I personally find this philosophy sensible, but challenging. If a bead weaving design isn’t working, I might normally change the colors, sizes, and bead shapes all at the same time. My reasoning is that I’m saving time by efficiently doing everything at once, but when my experiment doesn’t work (as it often doesn’t), then I’m unsure about the next step. Should I change the bead shape again? The color? The bead size? Sometimes it’s not clear.
Forget About Failure
What is the worst that can happen? Even if you end up dismantling the whole necklace or bracelet, you’ll have learned something that will serve you in the next beading project. Remember that sometimes mistakes can lead to design breakthroughs. I loved how in her Weaving Beaded Beads with Two-Hole Beads DVD, Cindy shows an example of how she switches out one of the beads in her beaded beads and found the final bead was too small to hold a center crystal pearl. To solve this problem, she simply substituted a different size of pearl. If you look at Cindy’s necklace, you can see that it’s made from different sizes of beaded beads, which gives it more interest than if all the beads had been identical.
Mix Your Bead Finishes
Color combinations can be one of the trickiest parts of a seed bead design to get just right. In the Artist Spotlight: Cindy Holsclaw interview, Cindy notes, “Although I like the overall project to have a pleasing color theme that doesn’t look like its colors are clashing, a colorway also needs to have contrast in tone and hue to add interest. A great solution is to use both matte and shiny finishes in the same project to emphasize some areas and de-emphasize others.” This is a great reminder for me, as when I shop for beads I often focus only on color and end up buying beads in identical finishes.
Learn in Your Own Way
If you want to improve your beading, it’s essential to know how you learn best. Cindy offers viewers multiple ways to learn the information she presents. For example, in her DVD she shows an illustration of the beads and then walks you through the thread path using a computer drawing tool to mark the route. She also shows you the same step using a needle and thread with the actual beads, narrating while she stitches for those who need to hear the instructions in addition to seeing the motions. Plus, Cindy offers a PDF download for those viewers who prefer printed material.
Remind Yourself of Past Successes
I know that the DVD was filmed on a set, but I still admired the way that Cindy showed off some of her completed necklace and earring projects on jewelry display stands and in pretty dishes. I tend to hide my finished jewelry in boxes and drawers. My artful display stands only come out when I’m selling at a show.
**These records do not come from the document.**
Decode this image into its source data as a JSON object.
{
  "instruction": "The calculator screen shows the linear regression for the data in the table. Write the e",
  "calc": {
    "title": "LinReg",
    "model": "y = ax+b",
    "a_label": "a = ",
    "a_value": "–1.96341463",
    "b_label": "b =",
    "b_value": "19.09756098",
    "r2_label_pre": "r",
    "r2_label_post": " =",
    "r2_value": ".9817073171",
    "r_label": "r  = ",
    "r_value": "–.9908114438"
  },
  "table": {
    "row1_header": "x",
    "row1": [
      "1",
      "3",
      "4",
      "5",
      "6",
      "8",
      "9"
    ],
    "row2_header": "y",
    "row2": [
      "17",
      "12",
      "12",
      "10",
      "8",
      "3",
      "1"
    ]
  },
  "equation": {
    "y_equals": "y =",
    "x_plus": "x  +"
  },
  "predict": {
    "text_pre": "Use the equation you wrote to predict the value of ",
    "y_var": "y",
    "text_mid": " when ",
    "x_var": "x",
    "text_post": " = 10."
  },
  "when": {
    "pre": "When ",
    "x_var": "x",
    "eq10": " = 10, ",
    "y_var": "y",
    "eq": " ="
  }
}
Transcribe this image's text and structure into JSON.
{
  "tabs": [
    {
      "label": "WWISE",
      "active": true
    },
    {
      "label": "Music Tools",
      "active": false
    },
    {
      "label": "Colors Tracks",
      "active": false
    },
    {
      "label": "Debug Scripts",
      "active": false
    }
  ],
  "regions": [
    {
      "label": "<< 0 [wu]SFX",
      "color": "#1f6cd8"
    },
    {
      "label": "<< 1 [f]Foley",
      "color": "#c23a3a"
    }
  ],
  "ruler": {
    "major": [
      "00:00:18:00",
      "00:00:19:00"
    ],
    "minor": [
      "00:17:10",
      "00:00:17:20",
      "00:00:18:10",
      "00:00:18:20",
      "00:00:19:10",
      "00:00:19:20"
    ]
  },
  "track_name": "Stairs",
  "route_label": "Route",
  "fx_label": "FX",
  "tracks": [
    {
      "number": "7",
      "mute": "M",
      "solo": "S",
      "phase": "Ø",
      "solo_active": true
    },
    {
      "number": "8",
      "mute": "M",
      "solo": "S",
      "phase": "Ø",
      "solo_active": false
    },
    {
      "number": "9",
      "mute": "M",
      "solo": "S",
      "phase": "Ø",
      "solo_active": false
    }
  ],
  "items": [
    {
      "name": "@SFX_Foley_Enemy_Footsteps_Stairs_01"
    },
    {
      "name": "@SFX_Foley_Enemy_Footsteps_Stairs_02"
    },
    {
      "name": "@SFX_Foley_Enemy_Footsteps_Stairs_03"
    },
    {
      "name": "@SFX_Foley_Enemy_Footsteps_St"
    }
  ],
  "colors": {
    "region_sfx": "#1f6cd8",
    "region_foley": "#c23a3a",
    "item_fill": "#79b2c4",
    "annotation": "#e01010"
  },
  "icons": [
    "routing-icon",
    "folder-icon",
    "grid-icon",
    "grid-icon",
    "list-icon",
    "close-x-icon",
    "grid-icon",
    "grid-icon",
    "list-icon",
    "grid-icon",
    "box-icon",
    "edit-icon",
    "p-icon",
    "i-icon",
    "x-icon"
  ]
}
But I think there’s a psychological advantage to having a successfully completed jewelry design of yours sitting nearby as you venture into unknown territory, a subtle way of reminding yourself that you can totally do this!
Learn to make beaded beads with two-hole bar beads and then create your own variations with half Tilas, two-hole triangle beads, and different bead sizes and colors.